[ENTRIES SUPPLIED Boundary: Start]
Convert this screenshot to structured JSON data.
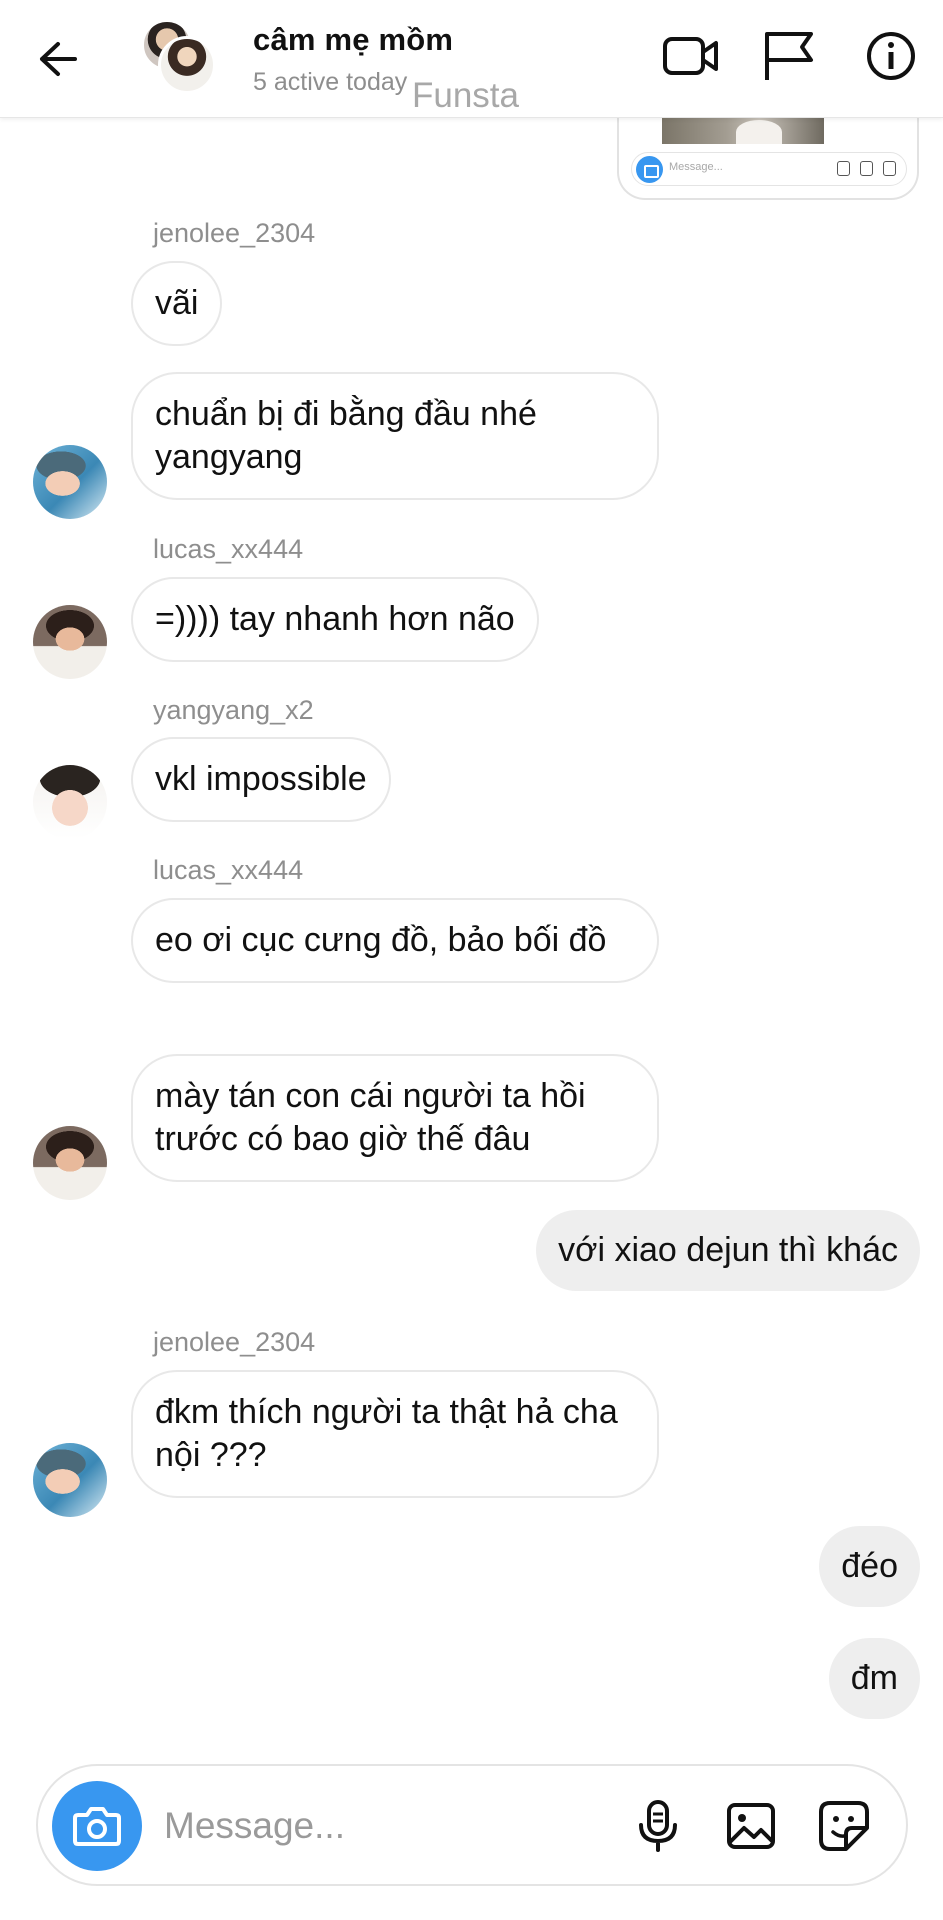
{
  "header": {
    "title": "câm mẹ mồm",
    "subtitle": "5 active today",
    "watermark": "Funsta"
  },
  "preview": {
    "input_placeholder": "Message..."
  },
  "messages": [
    {
      "sender": "jenolee_2304",
      "text": "vãi",
      "direction": "in"
    },
    {
      "text": "chuẩn bị đi bằng đầu nhé yangyang",
      "direction": "in",
      "avatar": "jenolee_2304"
    },
    {
      "sender": "lucas_xx444",
      "text": "=)))) tay nhanh hơn não",
      "direction": "in",
      "avatar": "lucas_xx444"
    },
    {
      "sender": "yangyang_x2",
      "text": "vkl impossible",
      "direction": "in",
      "avatar": "yangyang_x2"
    },
    {
      "sender": "lucas_xx444",
      "text": "eo ơi cục cưng đồ, bảo bối đồ",
      "direction": "in"
    },
    {
      "text": "mày tán con cái người ta hồi trước có bao giờ thế đâu",
      "direction": "in",
      "avatar": "lucas_xx444"
    },
    {
      "text": "với xiao dejun thì khác",
      "direction": "out"
    },
    {
      "sender": "jenolee_2304",
      "text": "đkm thích người ta thật hả cha nội ???",
      "direction": "in",
      "avatar": "jenolee_2304"
    },
    {
      "text": "đéo",
      "direction": "out"
    },
    {
      "text": "đm",
      "direction": "out"
    }
  ],
  "composer": {
    "placeholder": "Message..."
  },
  "colors": {
    "accent": "#3897f0",
    "outgoing_bubble": "#eeeeee",
    "incoming_border": "#e8e8e8",
    "secondary_text": "#8e8e8e"
  },
  "icons": {
    "back": "arrow-left-icon",
    "video": "video-camera-icon",
    "flag": "flag-icon",
    "info": "info-icon",
    "camera": "camera-icon",
    "mic": "microphone-icon",
    "gallery": "image-icon",
    "sticker": "sticker-icon"
  }
}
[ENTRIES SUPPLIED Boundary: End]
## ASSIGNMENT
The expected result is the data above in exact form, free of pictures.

## RESPONSE TO THE EXERCISE
Convert this screenshot to structured JSON data.
{
  "header": {
    "title": "câm mẹ mồm",
    "subtitle": "5 active today",
    "watermark": "Funsta"
  },
  "preview": {
    "input_placeholder": "Message..."
  },
  "messages": [
    {
      "sender": "jenolee_2304",
      "text": "vãi",
      "direction": "in"
    },
    {
      "text": "chuẩn bị đi bằng đầu nhé yangyang",
      "direction": "in",
      "avatar": "jenolee_2304"
    },
    {
      "sender": "lucas_xx444",
      "text": "=)))) tay nhanh hơn não",
      "direction": "in",
      "avatar": "lucas_xx444"
    },
    {
      "sender": "yangyang_x2",
      "text": "vkl impossible",
      "direction": "in",
      "avatar": "yangyang_x2"
    },
    {
      "sender": "lucas_xx444",
      "text": "eo ơi cục cưng đồ, bảo bối đồ",
      "direction": "in"
    },
    {
      "text": "mày tán con cái người ta hồi trước có bao giờ thế đâu",
      "direction": "in",
      "avatar": "lucas_xx444"
    },
    {
      "text": "với xiao dejun thì khác",
      "direction": "out"
    },
    {
      "sender": "jenolee_2304",
      "text": "đkm thích người ta thật hả cha nội ???",
      "direction": "in",
      "avatar": "jenolee_2304"
    },
    {
      "text": "đéo",
      "direction": "out"
    },
    {
      "text": "đm",
      "direction": "out"
    }
  ],
  "composer": {
    "placeholder": "Message..."
  },
  "colors": {
    "accent": "#3897f0",
    "outgoing_bubble": "#eeeeee",
    "incoming_border": "#e8e8e8",
    "secondary_text": "#8e8e8e"
  },
  "icons": {
    "back": "arrow-left-icon",
    "video": "video-camera-icon",
    "flag": "flag-icon",
    "info": "info-icon",
    "camera": "camera-icon",
    "mic": "microphone-icon",
    "gallery": "image-icon",
    "sticker": "sticker-icon"
  }
}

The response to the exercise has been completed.